Have you made mistakes with your dog?
Dog parent mistakes happen. If you’re human, you’re going to make mistakes. We, as humans, have made them, are making them now and will continue to make them as long as we live. And some of those mistakes involve our dogs.
While we know mistakes are going to happen from time to time, we can try to do better. Good dog parents try to learn better ways so they don’t continue to make the same mistakes over and over again.
As I look back over my years with dogs, I know I’ve made a bunch of mistakes. If you’re being honest, you have a number of mistakes you could admit to also.
These are some of the mistakes I’ve made. I can say that now because I’ve learned from them and have tried to become a better dog parent.
Dog parent mistake 1; a dog is just a thing
When I was growing up, we believed that dogs didn’t have feelings, think or need to be loved. They were convenient playthings that could be shoved out into the back yard when we didn’t want to spend time with them. We’d just pay attention when it was convenient and then ignore them again.
Thankfully, most people have grown in understanding since then. As I became more aware of greater possibilities, I started noticing more.
When I was happy, my pet would look happy too. When I took the time to pet and love on them, I could see by the smiles on their faces and the way they leaned into me that they felt loved. There was no other way to explain it.
If I behaved poorly or was in a bad mood, it worked the other way too, sadly. If I was grumpy or sharp with my dogs, they would look hurt. This was not fun to see, but I learned from it. I hope never to see that hurt look again, especially if I know I was the cause of it. This is one of the dog parent mistakes that I’ve learned from.
Mistake 2; dogs should just know what to do
The ability to walk on a lead or go potty outside was supposed to be preprogrammed, or so we thought. Dogs were supposed to just know without any training from me. I didn’t know I had to put the time in to teach them what I wanted them to do.
But puppies, like young children, need to be taught what is expected of them with patience and love. They need us to communicate to them in ways that they can understand because the behaviors we want are not natural to them.
I am NOT a professional dog trainer, but the more try to work with my dogs, the better I get at it.
Mistake 3; dogs need good food; not just to be fed
Everyone knew dogs needed to be fed.
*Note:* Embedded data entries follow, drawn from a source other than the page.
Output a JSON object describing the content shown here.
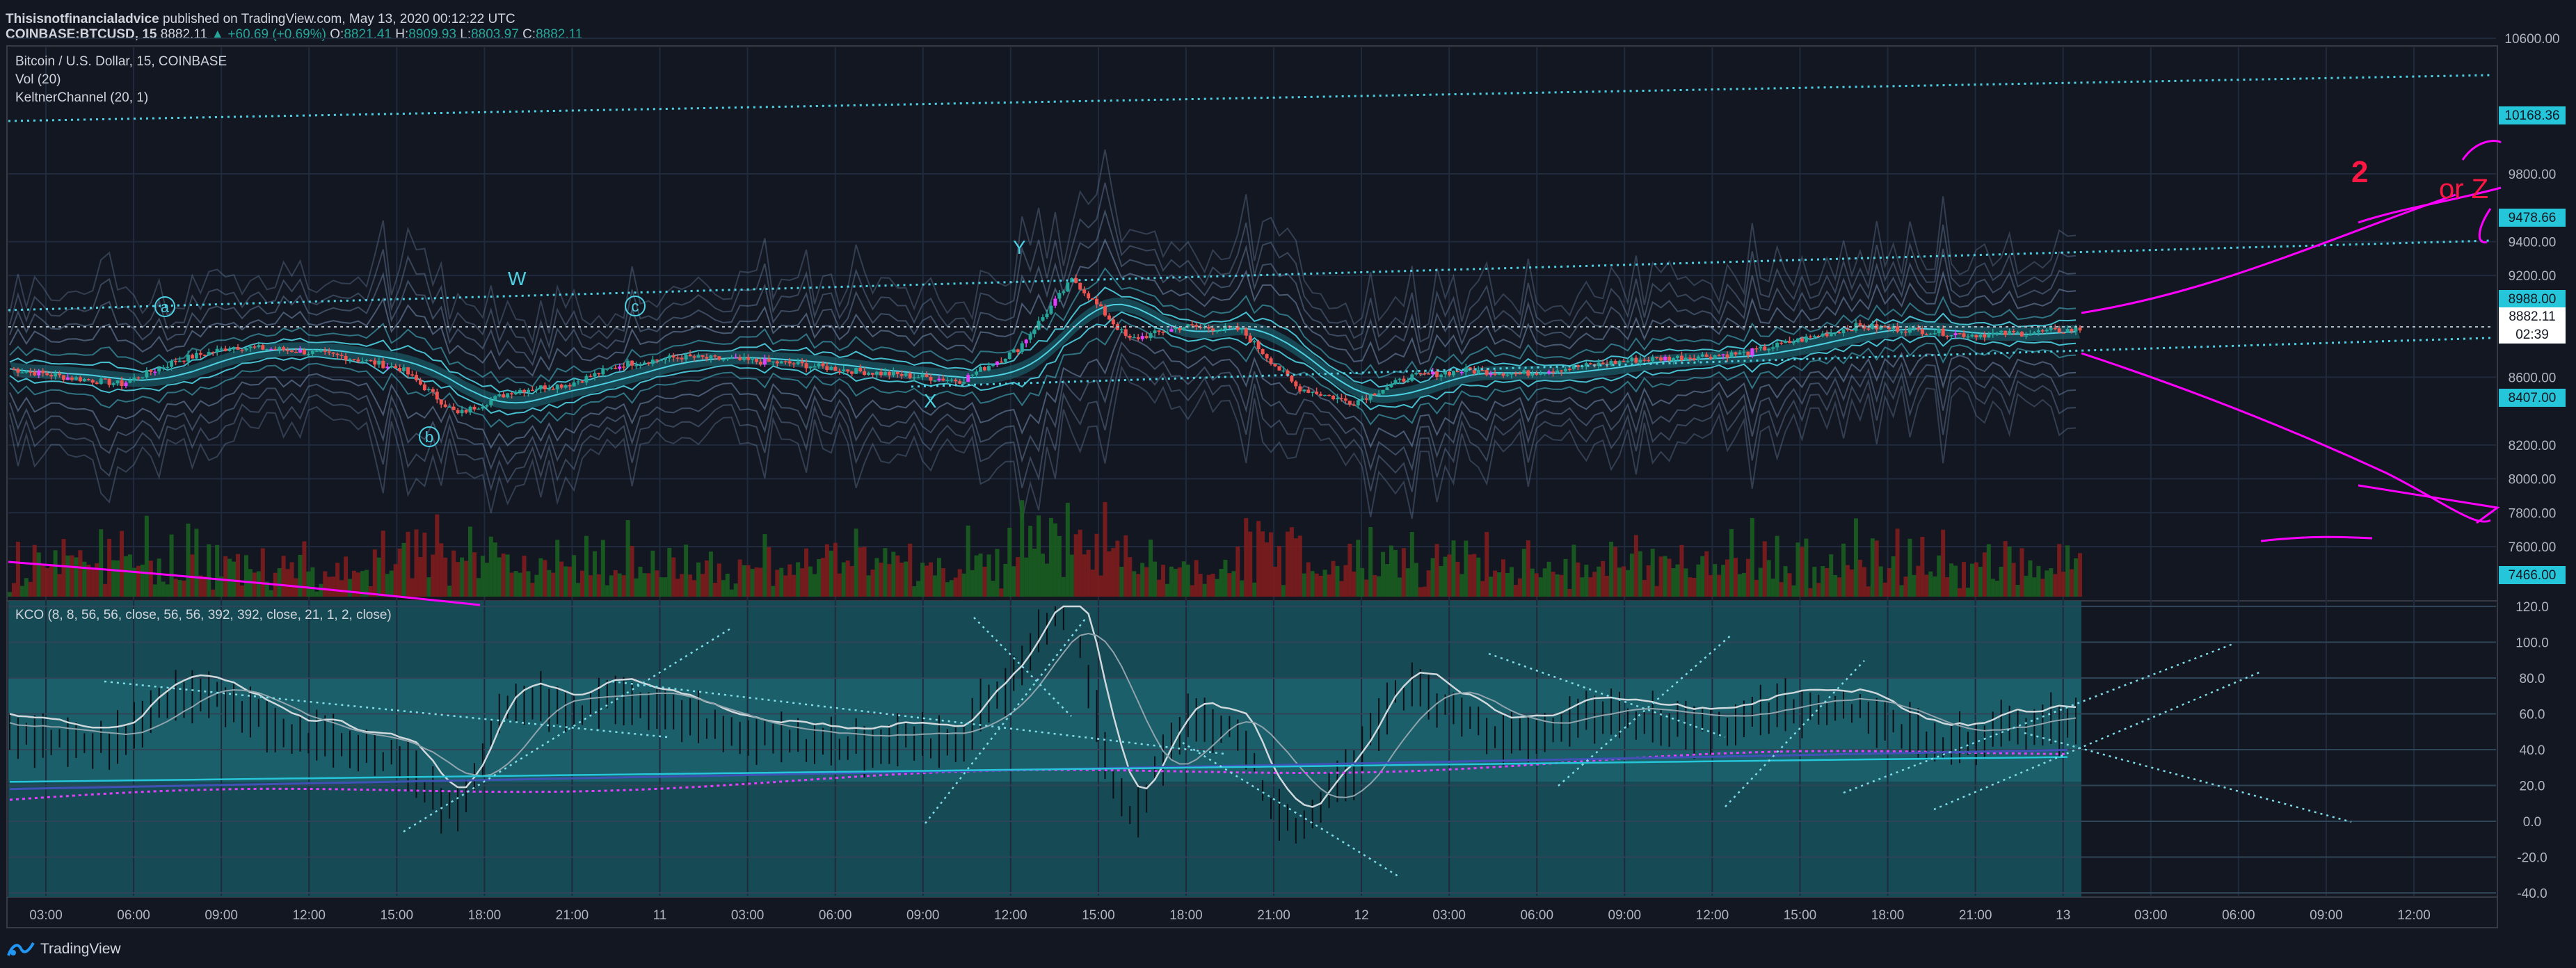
{
  "header": {
    "author": "Thisisnotfinancialadvice",
    "published_text": "published on TradingView.com, May 13, 2020 00:12:22 UTC",
    "symbol": "COINBASE:BTCUSD, 15",
    "last": "8882.11",
    "change": "▲ +60.69 (+0.69%)",
    "o_label": "O:",
    "o_value": "8821.41",
    "h_label": "H:",
    "h_value": "8909.93",
    "l_label": "L:",
    "l_value": "8803.97",
    "c_label": "C:",
    "c_value": "8882.11"
  },
  "legend": {
    "series": "Bitcoin / U.S. Dollar, 15, COINBASE",
    "volume": "Vol (20)",
    "keltner": "KeltnerChannel (20, 1)",
    "kco": "KCO (8, 8, 56, 56, close, 56, 56, 392, 392, close, 21, 1, 2, close)"
  },
  "annotations": {
    "w": "W",
    "y": "Y",
    "x": "X",
    "a": "a",
    "b": "b",
    "c": "c",
    "two": "2",
    "or_z": "or Z"
  },
  "price_labels": {
    "p10168": "10168.36",
    "p9478": "9478.66",
    "p8988": "8988.00",
    "p8882": "8882.11",
    "countdown": "02:39",
    "p8407": "8407.00",
    "p7466": "7466.00"
  },
  "branding": {
    "name": "TradingView"
  },
  "colors": {
    "background": "#131722",
    "up": "#26a69a",
    "down": "#ef5350",
    "channel": "#4dd0e1",
    "magenta": "#ff00ff",
    "red_note": "#ff1744"
  },
  "chart_data": [
    {
      "type": "candlestick",
      "title": "Bitcoin / U.S. Dollar, 15, COINBASE",
      "y_ticks": [
        "10600.00",
        "9800.00",
        "9400.00",
        "9200.00",
        "8600.00",
        "8200.00",
        "8000.00",
        "7800.00",
        "7600.00"
      ],
      "ylim": [
        7350,
        10700
      ],
      "x_ticks": [
        "03:00",
        "06:00",
        "09:00",
        "12:00",
        "15:00",
        "18:00",
        "21:00",
        "11",
        "03:00",
        "06:00",
        "09:00",
        "12:00",
        "15:00",
        "18:00",
        "21:00",
        "12",
        "03:00",
        "06:00",
        "09:00",
        "12:00",
        "15:00",
        "18:00",
        "21:00",
        "13",
        "03:00",
        "06:00",
        "09:00",
        "12:00"
      ],
      "approx_close_path": [
        8650,
        8600,
        8560,
        8700,
        8780,
        8760,
        8720,
        8650,
        8380,
        8520,
        8560,
        8680,
        8720,
        8700,
        8680,
        8640,
        8610,
        8580,
        8760,
        9180,
        8820,
        8900,
        8880,
        8540,
        8450,
        8600,
        8640,
        8620,
        8660,
        8700,
        8720,
        8740,
        8820,
        8900,
        8880,
        8850,
        8860,
        8882.11
      ],
      "volume_label": "Vol (20)"
    },
    {
      "type": "line",
      "title": "KCO (8, 8, 56, 56, close, 56, 56, 392, 392, close, 21, 1, 2, close)",
      "y_ticks": [
        "120.0",
        "100.0",
        "80.0",
        "60.0",
        "40.0",
        "20.0",
        "0.0",
        "-20.0",
        "-40.0"
      ],
      "ylim": [
        -45,
        125
      ]
    }
  ]
}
One of the most common dog parent mistakes we made was not consciously deciding what to feed our dogs. Most of us didn’t put any thought into what we fed. I could buy big bags of food at the grocery store and call it good. The cheaper, the better. And so very convenient.
In recent years, people know about lots of different types of feeding. They’re more aware of the effects of good or bad food on the look and feel of their dog.
To get a healthy dog, it turns out, we need to feed good, quality food with all the necessary ingredients and no harmful stuff. There are so many ideas about exactly what this entails.
Each dog parent comes to their own conclusion of the right way to feed their dogs. We don’t have to agree with each other about what makes up the right food, but we can each try our best to give our dogs what they need.
Mistake 4; vet trips are only for emergencies
Back in the day, vets were necessary for vaccines, spaying and obvious emergencies. Otherwise, they were to be avoided; too expensive.
Recently, veterinarians have become much more knowledgeable in how to help dogs with a wide range of issues. As our society has come to understand and value dogs for their contributions to our lives, the need for these services is much more appreciated.
Vets can help concerned dog parents form a plan for ongoing health. They can help coordinate diet, maintain teeth or form a plan of care for a long term issue, as well as give vaccines and treat emergencies. Enlisting their help can help you help your dog live a long and healthy life.
Dog parent mistakes, number 5; what relationship?
Another one of the dog parent mistakes that I confess to is that I didn’t consider building a relationship with my dogs. Rather than putting the time in to get to know the needs of my dog, I just assumed they were being naughty if they didn’t come when they were called or if they pottied in the house.
Turns out, when they chewed up a shoe, they weren’t being naughty. They were bored and didn’t know what else to do. Of course they ran away. Why would they want to be with a drill sargeant that didn’t respect them?
As I’ve learned to treat my dogs with respect and love as well as discipline, the better we get along. The more time I invest in understanding each of my dogs, the more we appreciate each other. They know what to expect from me and I know what to expect from them. Sure does make things nicer.
So many times, I look back and wish I’d known then what I know now. I can’t go back and undo those dog parent mistakes, but I can start fresh going forward. Fortunately for my current dogs, I am applying everything I’ve learned as best as I can in order to make their lives better. Read Confessions of a dog lover for some of the ways I want to do better. Or read this post from PetMD about pet mistakes.
I try look at the whole animal now, as much as I can. I’m not perfect, but I am certainly trying to grow every day. Tell me about your mistakes and what you’ve learned in the comments below.